Items from a dataset:

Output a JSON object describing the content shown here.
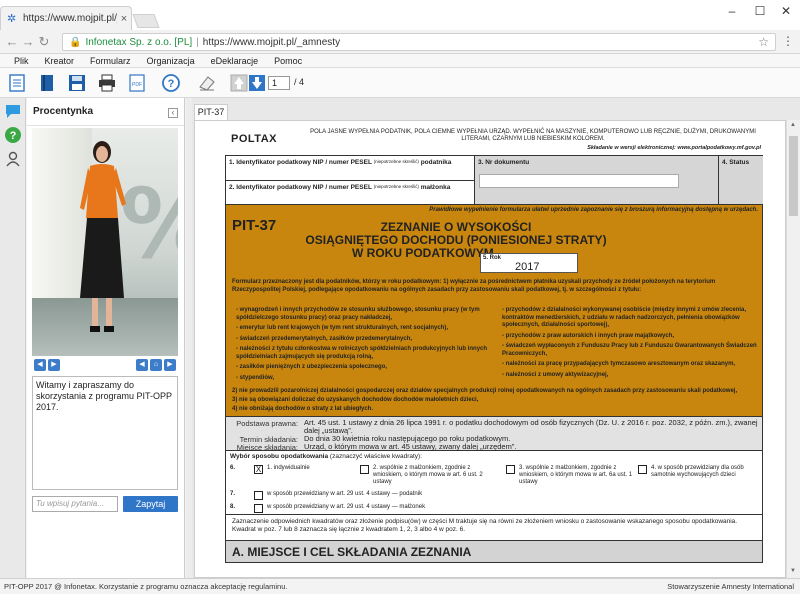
{
  "browser": {
    "tab_title": "https://www.mojpit.pl/_a",
    "tab_close": "×",
    "window_controls": [
      "–",
      "☐",
      "✕"
    ],
    "nav": [
      "←",
      "→",
      "C",
      "⌂"
    ],
    "site_name": "Infonetax Sp. z o.o. [PL]",
    "url": "https://www.mojpit.pl/_amnesty",
    "star": "☆",
    "menu": "⋮"
  },
  "menu": [
    "Plik",
    "Kreator",
    "Formularz",
    "Organizacja",
    "eDeklaracje",
    "Pomoc"
  ],
  "toolbar": {
    "page_current": "1",
    "page_total": "/ 4"
  },
  "assistant": {
    "title": "Procentynka",
    "collapse": "‹",
    "video_sign": "%",
    "controls": [
      "◀",
      "▶",
      "◀",
      "⌂",
      "▶"
    ],
    "chat_text": "Witamy i zapraszamy do skorzystania z programu PIT-OPP 2017.",
    "ask_placeholder": "Tu wpisuj pytania...",
    "ask_button": "Zapytaj"
  },
  "document": {
    "tab": "PIT-37",
    "poltax": "POLTAX",
    "instructions": "POLA JASNE WYPEŁNIA PODATNIK, POLA CIEMNE WYPEŁNIA URZĄD. WYPEŁNIĆ NA MASZYNIE, KOMPUTEROWO LUB RĘCZNIE, DUŻYMI, DRUKOWANYMI LITERAMI, CZARNYM LUB NIEBIESKIM KOLOREM.",
    "electronic_note": "Składanie w wersji elektronicznej: www.portalpodatkowy.mf.gov.pl",
    "field1_label": "1. Identyfikator podatkowy NIP / numer PESEL",
    "field1_suffix": "(niepotrzebne skreślić)",
    "field1_who": "podatnika",
    "field2_label": "2. Identyfikator podatkowy NIP / numer PESEL",
    "field2_suffix": "(niepotrzebne skreślić)",
    "field2_who": "małżonka",
    "field3_label": "3. Nr dokumentu",
    "field4_label": "4. Status",
    "brochure_note": "Prawidłowe wypełnienie formularza ułatwi uprzednie zapoznanie się z broszurą informacyjną dostępną w urzędach.",
    "form_code": "PIT-37",
    "title_lines": [
      "ZEZNANIE O WYSOKOŚCI",
      "OSIĄGNIĘTEGO DOCHODU (PONIESIONEJ STRATY)",
      "W ROKU PODATKOWYM"
    ],
    "year_label": "5. Rok",
    "year_value": "2017",
    "intro": "Formularz przeznaczony jest dla podatników, którzy w roku podatkowym: 1) wyłącznie za pośrednictwem płatnika uzyskali przychody ze źródeł położonych na terytorium Rzeczypospolitej Polskiej, podlegające opodatkowaniu na ogólnych zasadach przy zastosowaniu skali podatkowej, tj. w szczególności z tytułu:",
    "left_items": [
      "- wynagrodzeń i innych przychodów ze stosunku służbowego, stosunku pracy (w tym spółdzielczego stosunku pracy) oraz pracy nakładczej,",
      "- emerytur lub rent krajowych (w tym rent strukturalnych, rent socjalnych),",
      "- świadczeń przedemerytalnych, zasiłków przedemerytalnych,",
      "- należności z tytułu członkostwa w rolniczych spółdzielniach produkcyjnych lub innych spółdzielniach zajmujących się produkcją rolną,",
      "- zasiłków pieniężnych z ubezpieczenia społecznego,",
      "- stypendiów,"
    ],
    "right_items": [
      "- przychodów z działalności wykonywanej osobiście (między innymi z umów zlecenia, kontraktów menedżerskich, z udziału w radach nadzorczych, pełnienia obowiązków społecznych, działalności sportowej),",
      "- przychodów z praw autorskich i innych praw majątkowych,",
      "- świadczeń wypłaconych z Funduszu Pracy lub z Funduszu Gwarantowanych Świadczeń Pracowniczych,",
      "- należności za pracę przypadających tymczasowo aresztowanym oraz skazanym,",
      "- należności z umowy aktywizacyjnej,"
    ],
    "tail_items": [
      "2) nie prowadzili pozarolniczej działalności gospodarczej oraz działów specjalnych produkcji rolnej opodatkowanych na ogólnych zasadach przy zastosowaniu skali podatkowej,",
      "3) nie są obowiązani doliczać do uzyskanych dochodów dochodów małoletnich dzieci,",
      "4) nie obniżają dochodów o straty z lat ubiegłych."
    ],
    "legal": [
      {
        "k": "Podstawa prawna:",
        "v": "Art. 45 ust. 1 ustawy z dnia 26 lipca 1991 r. o podatku dochodowym od osób fizycznych (Dz. U. z 2016 r. poz. 2032, z późn. zm.), zwanej dalej „ustawą”."
      },
      {
        "k": "Termin składania:",
        "v": "Do dnia 30 kwietnia roku następującego po roku podatkowym."
      },
      {
        "k": "Miejsce składania:",
        "v": "Urząd, o którym mowa w art. 45 ustawy, zwany dalej „urzędem”."
      }
    ],
    "method_title": "Wybór sposobu opodatkowania",
    "method_hint": "(zaznaczyć właściwe kwadraty):",
    "options": [
      {
        "num": "6.",
        "mark": "X",
        "text": "1. indywidualnie"
      },
      {
        "num": "",
        "mark": "",
        "text": "2. wspólnie z małżonkiem, zgodnie z wnioskiem, o którym mowa w art. 6 ust. 2 ustawy"
      },
      {
        "num": "",
        "mark": "",
        "text": "3. wspólnie z małżonkiem, zgodnie z wnioskiem, o którym mowa w art. 6a ust. 1 ustawy"
      },
      {
        "num": "",
        "mark": "",
        "text": "4. w sposób przewidziany dla osób samotnie wychowujących dzieci"
      },
      {
        "num": "7.",
        "mark": "",
        "text": "w sposób przewidziany w art. 29 ust. 4 ustawy — podatnik"
      },
      {
        "num": "8.",
        "mark": "",
        "text": "w sposób przewidziany w art. 29 ust. 4 ustawy — małżonek"
      }
    ],
    "footnote": "Zaznaczenie odpowiednich kwadratów oraz złożenie podpisu(ów) w części M traktuje się na równi ze złożeniem wniosku o zastosowanie wskazanego sposobu opodatkowania. Kwadrat w poz. 7 lub 8 zaznacza się łącznie z kwadratem 1, 2, 3 albo 4 w poz. 6.",
    "section_a": "A. MIEJSCE I CEL SKŁADANIA ZEZNANIA"
  },
  "status": {
    "left": "PIT-OPP 2017 @ Infonetax. Korzystanie z programu oznacza akceptację regulaminu.",
    "right": "Stowarzyszenie Amnesty International"
  },
  "colors": {
    "form_orange": "#c8860e",
    "accent_blue": "#2f76c9",
    "secure_green": "#1e8e3e"
  }
}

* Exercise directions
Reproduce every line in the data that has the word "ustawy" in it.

* Solution for this task
        "v": "Art. 45 ust. 1 ustawy z dnia 26 lipca 1991 r. o podatku dochodowym od osób fizycznych (Dz. U. z 2016 r. poz. 2032, z późn. zm.), zwanej dalej „ustawą”."
        "v": "Urząd, o którym mowa w art. 45 ustawy, zwany dalej „urzędem”."
        "text": "2. wspólnie z małżonkiem, zgodnie z wnioskiem, o którym mowa w art. 6 ust. 2 ustawy"
        "text": "3. wspólnie z małżonkiem, zgodnie z wnioskiem, o którym mowa w art. 6a ust. 1 ustawy"
        "text": "w sposób przewidziany w art. 29 ust. 4 ustawy — podatnik"
        "text": "w sposób przewidziany w art. 29 ust. 4 ustawy — małżonek"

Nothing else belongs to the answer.